The entries below need to be written out exactly, with no pictures included.
───── Supplied information ─────
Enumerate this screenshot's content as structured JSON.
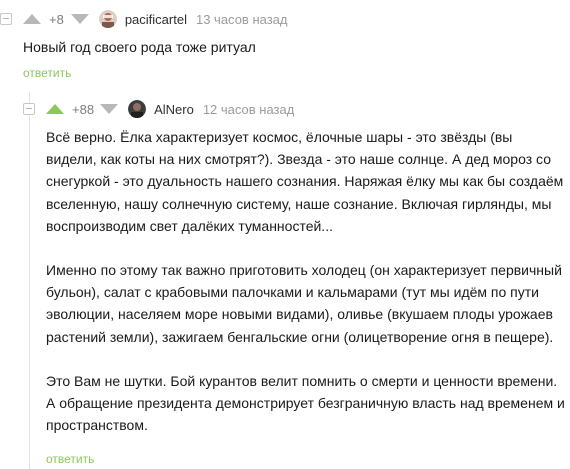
{
  "comments": [
    {
      "rating": "+8",
      "username": "pacificartel",
      "time": "13 часов назад",
      "text": [
        "Новый год своего рода тоже ритуал"
      ],
      "reply_label": "ответить"
    },
    {
      "rating": "+88",
      "username": "AlNero",
      "time": "12 часов назад",
      "text": [
        "Всё верно. Ёлка характеризует космос, ёлочные шары - это звёзды (вы видели, как коты на них смотрят?). Звезда - это наше солнце. А дед мороз со снегуркой - это дуальность нашего сознания. Наряжая ёлку мы как бы создаём вселенную, нашу солнечную систему, наше сознание. Включая гирлянды, мы воспроизводим свет далёких туманностей...",
        "Именно по этому так важно приготовить холодец (он характеризует первичный бульон), салат с крабовыми палочками и кальмарами (тут мы идём по пути эволюции, населяем море новыми видами), оливье (вкушаем плоды урожаев растений земли), зажигаем бенгальские огни (олицетворение огня в пещере).",
        "Это Вам не шутки. Бой курантов велит помнить о смерти и ценности времени. А обращение президента демонстрирует безграничную власть над временем и пространством."
      ],
      "reply_label": "ответить"
    }
  ],
  "colors": {
    "upvote_active": "#8ac858",
    "reply_link": "#8ac858",
    "muted": "#b8b8b8"
  }
}
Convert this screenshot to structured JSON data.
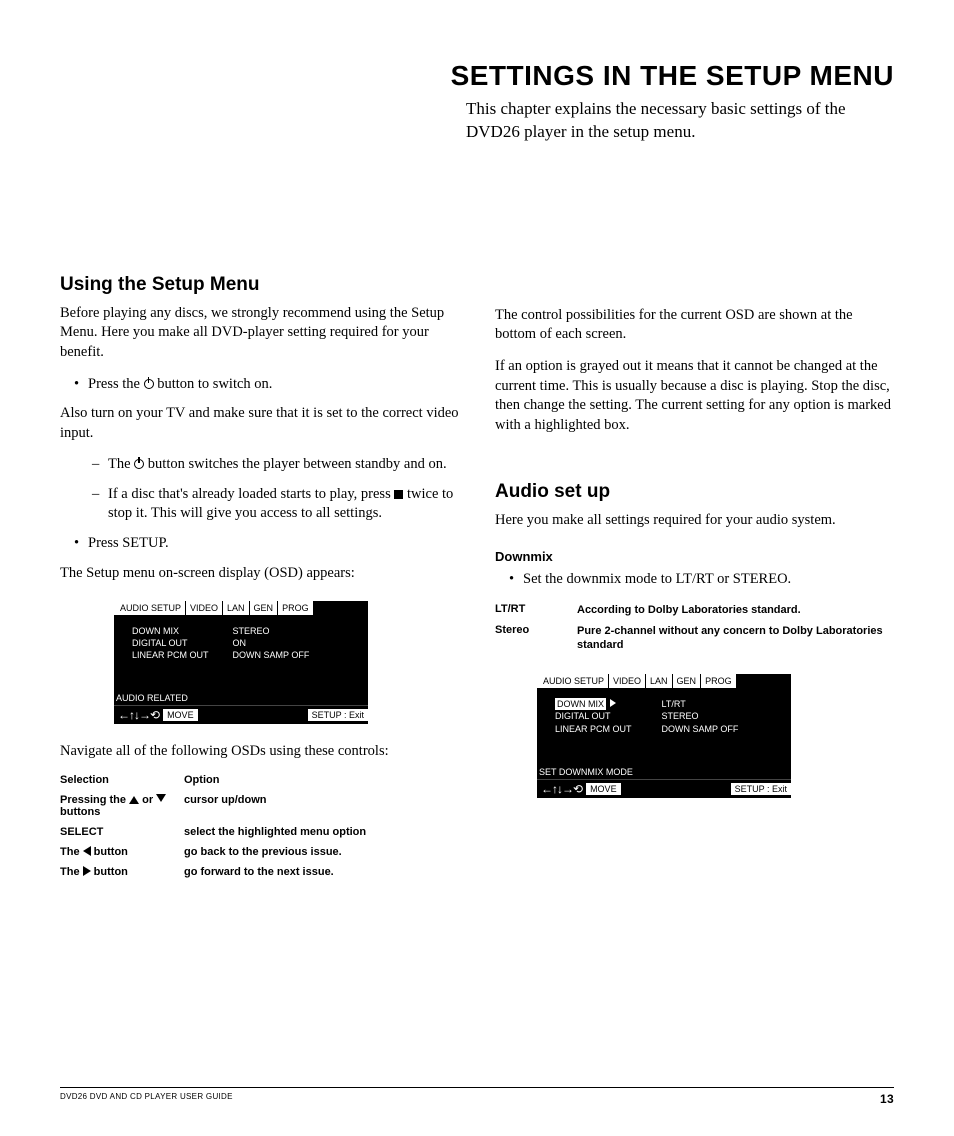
{
  "title": "SETTINGS IN THE SETUP MENU",
  "intro": "This chapter explains the necessary basic settings of the DVD26 player in the setup menu.",
  "left": {
    "h2": "Using the Setup Menu",
    "p1": "Before playing any discs, we strongly recommend using the Setup Menu. Here you make all DVD-player setting required for your benefit.",
    "b1a": "Press the ",
    "b1b": " button to switch on.",
    "p2": "Also turn on your TV and make sure that it is set to the correct video input.",
    "d1a": "The ",
    "d1b": " button switches the player between standby and on.",
    "d2a": "If a disc that's already loaded starts to play, press ",
    "d2b": " twice to stop it. This will give you access to all settings.",
    "b2": "Press SETUP.",
    "p3": "The Setup menu on-screen display (OSD) appears:",
    "p4": "Navigate all of the following OSDs using these controls:",
    "ctrl_head_sel": "Selection",
    "ctrl_head_opt": "Option",
    "ctrl_r1_sel_a": "Pressing the ",
    "ctrl_r1_sel_b": " or ",
    "ctrl_r1_sel_c": " buttons",
    "ctrl_r1_opt": "cursor up/down",
    "ctrl_r2_sel": "SELECT",
    "ctrl_r2_opt": "select the highlighted menu option",
    "ctrl_r3_sel_a": "The ",
    "ctrl_r3_sel_b": " button",
    "ctrl_r3_opt": "go back to the previous issue.",
    "ctrl_r4_sel_a": "The ",
    "ctrl_r4_sel_b": " button",
    "ctrl_r4_opt": "go forward to the next issue."
  },
  "right": {
    "p1": "The control possibilities for the current OSD are shown at the bottom of each screen.",
    "p2": "If an option is grayed out it means that it cannot be changed at the current time. This is usually because a disc is playing. Stop the disc, then change the setting. The current setting for any option is marked with a highlighted box.",
    "h2": "Audio set up",
    "p3": "Here you make all settings required for your audio system.",
    "h3": "Downmix",
    "b1": "Set the downmix mode to LT/RT or STEREO.",
    "dm1k": "LT/RT",
    "dm1v": "According to Dolby Laboratories standard.",
    "dm2k": "Stereo",
    "dm2v": "Pure 2-channel without any concern to Dolby Laboratories standard"
  },
  "osd1": {
    "tabs": [
      "AUDIO SETUP",
      "VIDEO",
      "LAN",
      "GEN",
      "PROG"
    ],
    "col1": [
      "DOWN MIX",
      "DIGITAL OUT",
      "LINEAR PCM OUT"
    ],
    "col2": [
      "STEREO",
      "ON",
      "DOWN SAMP OFF"
    ],
    "status": "AUDIO RELATED",
    "move": "MOVE",
    "exit": "SETUP : Exit"
  },
  "osd2": {
    "tabs": [
      "AUDIO SETUP",
      "VIDEO",
      "LAN",
      "GEN",
      "PROG"
    ],
    "col1": [
      "DOWN MIX",
      "DIGITAL OUT",
      "LINEAR PCM OUT"
    ],
    "col2": [
      "LT/RT",
      "STEREO",
      "DOWN SAMP OFF"
    ],
    "status": "SET DOWNMIX MODE",
    "move": "MOVE",
    "exit": "SETUP : Exit"
  },
  "footer": {
    "guide": "DVD26 DVD AND CD PLAYER USER GUIDE",
    "page": "13"
  }
}
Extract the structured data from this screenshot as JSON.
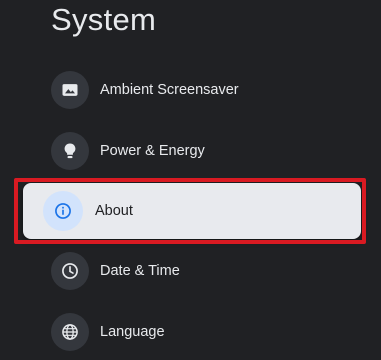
{
  "page": {
    "title": "System"
  },
  "menu": {
    "items": [
      {
        "label": "Ambient Screensaver",
        "icon": "screensaver-icon"
      },
      {
        "label": "Power & Energy",
        "icon": "lightbulb-icon"
      },
      {
        "label": "About",
        "icon": "info-icon",
        "selected": true
      },
      {
        "label": "Date & Time",
        "icon": "clock-icon"
      },
      {
        "label": "Language",
        "icon": "globe-icon"
      }
    ]
  },
  "colors": {
    "background": "#202124",
    "text": "#e8eaed",
    "selected_background": "#e8eaee",
    "selected_icon_background": "#d2e3fc",
    "selected_icon": "#1a73e8",
    "highlight_border": "#d91a22"
  }
}
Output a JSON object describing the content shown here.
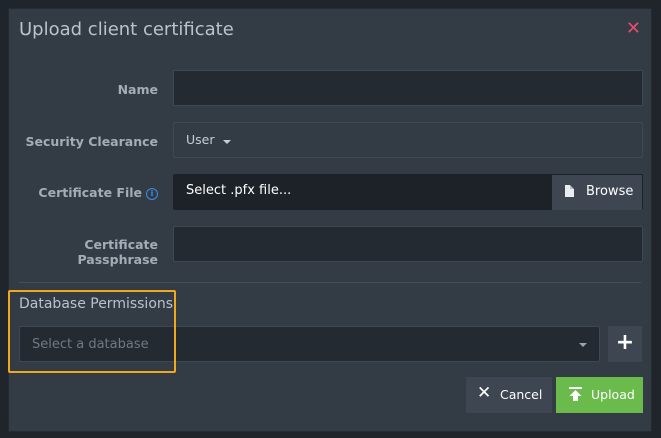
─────
◆ Answer to this exercise ◆
Enumerate this screenshot's content as structured JSON.
{
  "comments": [
    {
      "rating": "+8",
      "username": "pacificartel",
      "time": "13 часов назад",
      "text": [
        "Новый год своего рода тоже ритуал"
      ],
      "reply_label": "ответить"
    },
    {
      "rating": "+88",
      "username": "AlNero",
      "time": "12 часов назад",
      "text": [
        "Всё верно. Ёлка характеризует космос, ёлочные шары - это звёзды (вы видели, как коты на них смотрят?). Звезда - это наше солнце. А дед мороз со снегуркой - это дуальность нашего сознания. Наряжая ёлку мы как бы создаём вселенную, нашу солнечную систему, наше сознание. Включая гирлянды, мы воспроизводим свет далёких туманностей...",
        "Именно по этому так важно приготовить холодец (он характеризует первичный бульон), салат с крабовыми палочками и кальмарами (тут мы идём по пути эволюции, населяем море новыми видами), оливье (вкушаем плоды урожаев растений земли), зажигаем бенгальские огни (олицетворение огня в пещере).",
        "Это Вам не шутки. Бой курантов велит помнить о смерти и ценности времени. А обращение президента демонстрирует безграничную власть над временем и пространством."
      ],
      "reply_label": "ответить"
    }
  ],
  "colors": {
    "upvote_active": "#8ac858",
    "reply_link": "#8ac858",
    "muted": "#b8b8b8"
  }
}
Convert this screenshot to structured JSON data.
{
  "title": "SETTINGS IN THE SETUP MENU",
  "intro": "This chapter explains the necessary basic settings of the DVD26 player in the setup menu.",
  "left": {
    "h2": "Using the Setup Menu",
    "p1": "Before playing any discs, we strongly recommend using the Setup Menu. Here you make all DVD-player setting required for your benefit.",
    "b1a": "Press the ",
    "b1b": " button to switch on.",
    "p2": "Also turn on your TV and make sure that it is set to the correct video input.",
    "d1a": "The ",
    "d1b": " button switches the player between standby and on.",
    "d2a": "If a disc that's already loaded starts to play, press ",
    "d2b": " twice to stop it. This will give you access to all settings.",
    "b2": "Press SETUP.",
    "p3": "The Setup menu on-screen display (OSD) appears:",
    "p4": "Navigate all of the following OSDs using these controls:",
    "ctrl_head_sel": "Selection",
    "ctrl_head_opt": "Option",
    "ctrl_r1_sel_a": "Pressing the ",
    "ctrl_r1_sel_b": " or ",
    "ctrl_r1_sel_c": " buttons",
    "ctrl_r1_opt": "cursor up/down",
    "ctrl_r2_sel": "SELECT",
    "ctrl_r2_opt": "select the highlighted menu option",
    "ctrl_r3_sel_a": "The ",
    "ctrl_r3_sel_b": " button",
    "ctrl_r3_opt": "go back to the previous issue.",
    "ctrl_r4_sel_a": "The ",
    "ctrl_r4_sel_b": " button",
    "ctrl_r4_opt": "go forward to the next issue."
  },
  "right": {
    "p1": "The control possibilities for the current OSD are shown at the bottom of each screen.",
    "p2": "If an option is grayed out it means that it cannot be changed at the current time. This is usually because a disc is playing. Stop the disc, then change the setting. The current setting for any option is marked with a highlighted box.",
    "h2": "Audio set up",
    "p3": "Here you make all settings required for your audio system.",
    "h3": "Downmix",
    "b1": "Set the downmix mode to LT/RT or STEREO.",
    "dm1k": "LT/RT",
    "dm1v": "According to Dolby Laboratories standard.",
    "dm2k": "Stereo",
    "dm2v": "Pure 2-channel without any concern to Dolby Laboratories standard"
  },
  "osd1": {
    "tabs": [
      "AUDIO SETUP",
      "VIDEO",
      "LAN",
      "GEN",
      "PROG"
    ],
    "col1": [
      "DOWN MIX",
      "DIGITAL OUT",
      "LINEAR PCM OUT"
    ],
    "col2": [
      "STEREO",
      "ON",
      "DOWN SAMP OFF"
    ],
    "status": "AUDIO RELATED",
    "move": "MOVE",
    "exit": "SETUP : Exit"
  },
  "osd2": {
    "tabs": [
      "AUDIO SETUP",
      "VIDEO",
      "LAN",
      "GEN",
      "PROG"
    ],
    "col1": [
      "DOWN MIX",
      "DIGITAL OUT",
      "LINEAR PCM OUT"
    ],
    "col2": [
      "LT/RT",
      "STEREO",
      "DOWN SAMP OFF"
    ],
    "status": "SET DOWNMIX MODE",
    "move": "MOVE",
    "exit": "SETUP : Exit"
  },
  "footer": {
    "guide": "DVD26 DVD AND CD PLAYER USER GUIDE",
    "page": "13"
  }
}
Extract the structured data from this screenshot as JSON.
{
  "page": {
    "title": "System"
  },
  "menu": {
    "items": [
      {
        "label": "Ambient Screensaver",
        "icon": "screensaver-icon"
      },
      {
        "label": "Power & Energy",
        "icon": "lightbulb-icon"
      },
      {
        "label": "About",
        "icon": "info-icon",
        "selected": true
      },
      {
        "label": "Date & Time",
        "icon": "clock-icon"
      },
      {
        "label": "Language",
        "icon": "globe-icon"
      }
    ]
  },
  "colors": {
    "background": "#202124",
    "text": "#e8eaed",
    "selected_background": "#e8eaee",
    "selected_icon_background": "#d2e3fc",
    "selected_icon": "#1a73e8",
    "highlight_border": "#d91a22"
  }
}
Output a JSON object describing the content shown here.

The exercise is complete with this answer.